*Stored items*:
[Start of Attachment]

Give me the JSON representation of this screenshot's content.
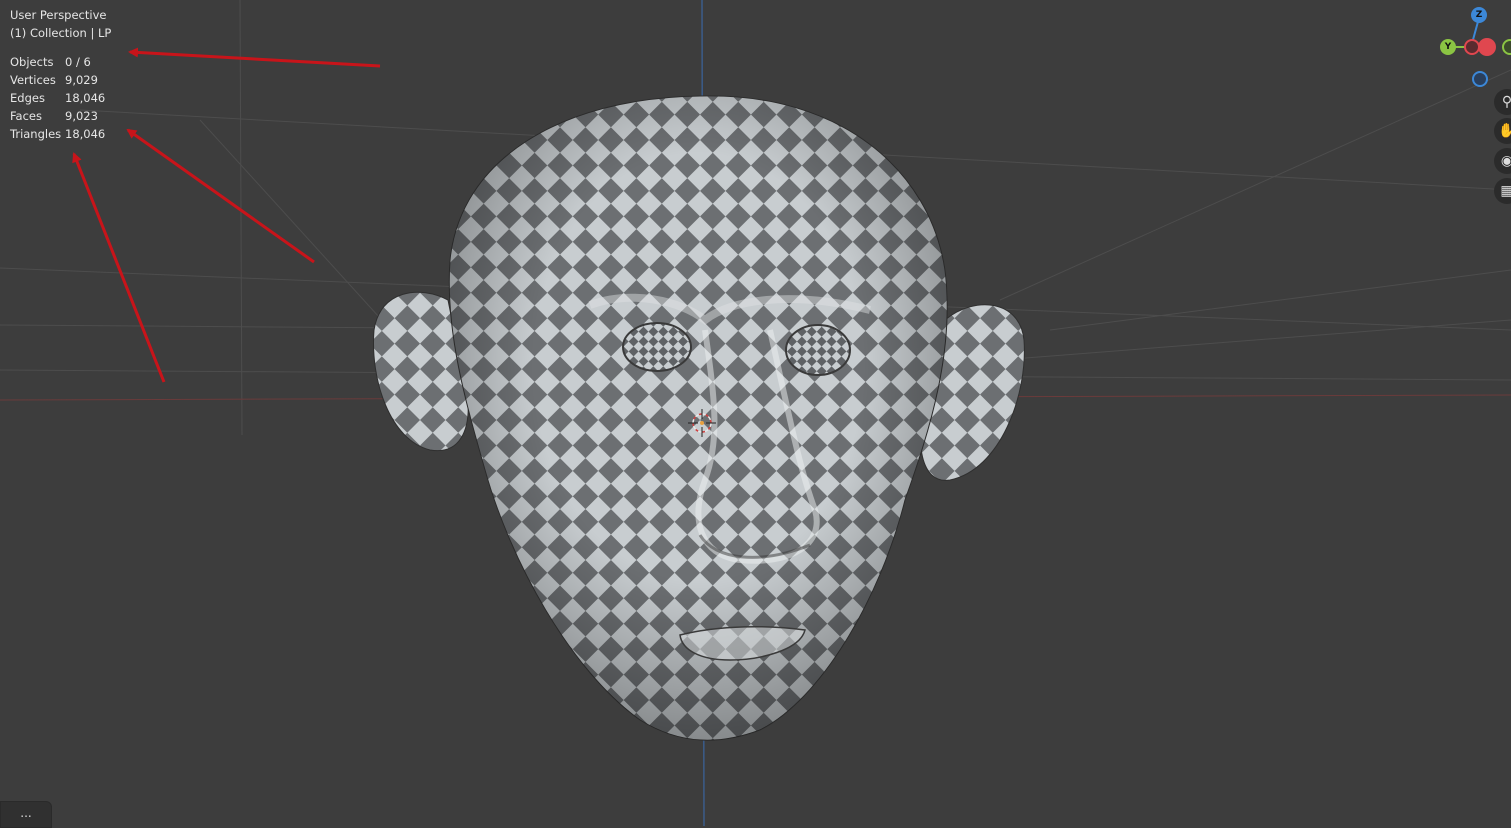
{
  "viewport": {
    "view_name": "User Perspective",
    "collection_label": "(1) Collection | LP",
    "stats": [
      {
        "label": "Objects",
        "value": "0 / 6"
      },
      {
        "label": "Vertices",
        "value": "9,029"
      },
      {
        "label": "Edges",
        "value": "18,046"
      },
      {
        "label": "Faces",
        "value": "9,023"
      },
      {
        "label": "Triangles",
        "value": "18,046"
      }
    ]
  },
  "gizmo": {
    "z_label": "Z",
    "y_label": "Y",
    "x_color": "#e0474f",
    "y_color": "#8bc443",
    "z_color": "#3c88d8"
  },
  "nav_icons": [
    "zoom-icon",
    "hand-icon",
    "camera-icon",
    "grid-icon"
  ],
  "menu": {
    "dots": "..."
  },
  "colors": {
    "background": "#3d3d3d",
    "checker_light": "#c8cdd0",
    "checker_dark": "#6c6f72",
    "annotation_arrow": "#c8141a"
  }
}
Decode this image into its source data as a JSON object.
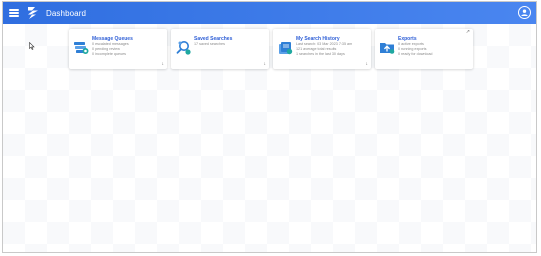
{
  "header": {
    "title": "Dashboard",
    "menu_icon": "hamburger-menu-icon",
    "logo_icon": "app-logo-icon",
    "profile_icon": "user-profile-icon",
    "accent_color": "#3a7be8"
  },
  "cards": [
    {
      "title": "Message Queues",
      "lines": [
        "0 escalated messages",
        "0 pending review",
        "0 incomplete queues"
      ],
      "icon": "message-queue-icon",
      "corner_icon": "download-icon"
    },
    {
      "title": "Saved Searches",
      "lines": [
        "17 saved searches"
      ],
      "icon": "saved-search-icon",
      "corner_icon": "download-icon"
    },
    {
      "title": "My Search History",
      "lines": [
        "Last search: 03 Mar 2023 7:35 am",
        "121 average total results",
        "1 searches in the last 30 days"
      ],
      "icon": "search-history-icon",
      "corner_icon": "download-icon"
    },
    {
      "title": "Exports",
      "lines": [
        "0 active exports",
        "0 running exports",
        "0 ready for download"
      ],
      "icon": "exports-icon",
      "corner_icon": "open-external-icon"
    }
  ]
}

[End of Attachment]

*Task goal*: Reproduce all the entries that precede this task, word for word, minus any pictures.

*Written solution*:
Give me the JSON representation of this screenshot's content.
{
  "viewport": {
    "view_name": "User Perspective",
    "collection_label": "(1) Collection | LP",
    "stats": [
      {
        "label": "Objects",
        "value": "0 / 6"
      },
      {
        "label": "Vertices",
        "value": "9,029"
      },
      {
        "label": "Edges",
        "value": "18,046"
      },
      {
        "label": "Faces",
        "value": "9,023"
      },
      {
        "label": "Triangles",
        "value": "18,046"
      }
    ]
  },
  "gizmo": {
    "z_label": "Z",
    "y_label": "Y",
    "x_color": "#e0474f",
    "y_color": "#8bc443",
    "z_color": "#3c88d8"
  },
  "nav_icons": [
    "zoom-icon",
    "hand-icon",
    "camera-icon",
    "grid-icon"
  ],
  "menu": {
    "dots": "..."
  },
  "colors": {
    "background": "#3d3d3d",
    "checker_light": "#c8cdd0",
    "checker_dark": "#6c6f72",
    "annotation_arrow": "#c8141a"
  }
}
Decode this image into its source data as a JSON object.
{
  "header": {
    "title": "Dashboard",
    "menu_icon": "hamburger-menu-icon",
    "logo_icon": "app-logo-icon",
    "profile_icon": "user-profile-icon",
    "accent_color": "#3a7be8"
  },
  "cards": [
    {
      "title": "Message Queues",
      "lines": [
        "0 escalated messages",
        "0 pending review",
        "0 incomplete queues"
      ],
      "icon": "message-queue-icon",
      "corner_icon": "download-icon"
    },
    {
      "title": "Saved Searches",
      "lines": [
        "17 saved searches"
      ],
      "icon": "saved-search-icon",
      "corner_icon": "download-icon"
    },
    {
      "title": "My Search History",
      "lines": [
        "Last search: 03 Mar 2023 7:35 am",
        "121 average total results",
        "1 searches in the last 30 days"
      ],
      "icon": "search-history-icon",
      "corner_icon": "download-icon"
    },
    {
      "title": "Exports",
      "lines": [
        "0 active exports",
        "0 running exports",
        "0 ready for download"
      ],
      "icon": "exports-icon",
      "corner_icon": "open-external-icon"
    }
  ]
}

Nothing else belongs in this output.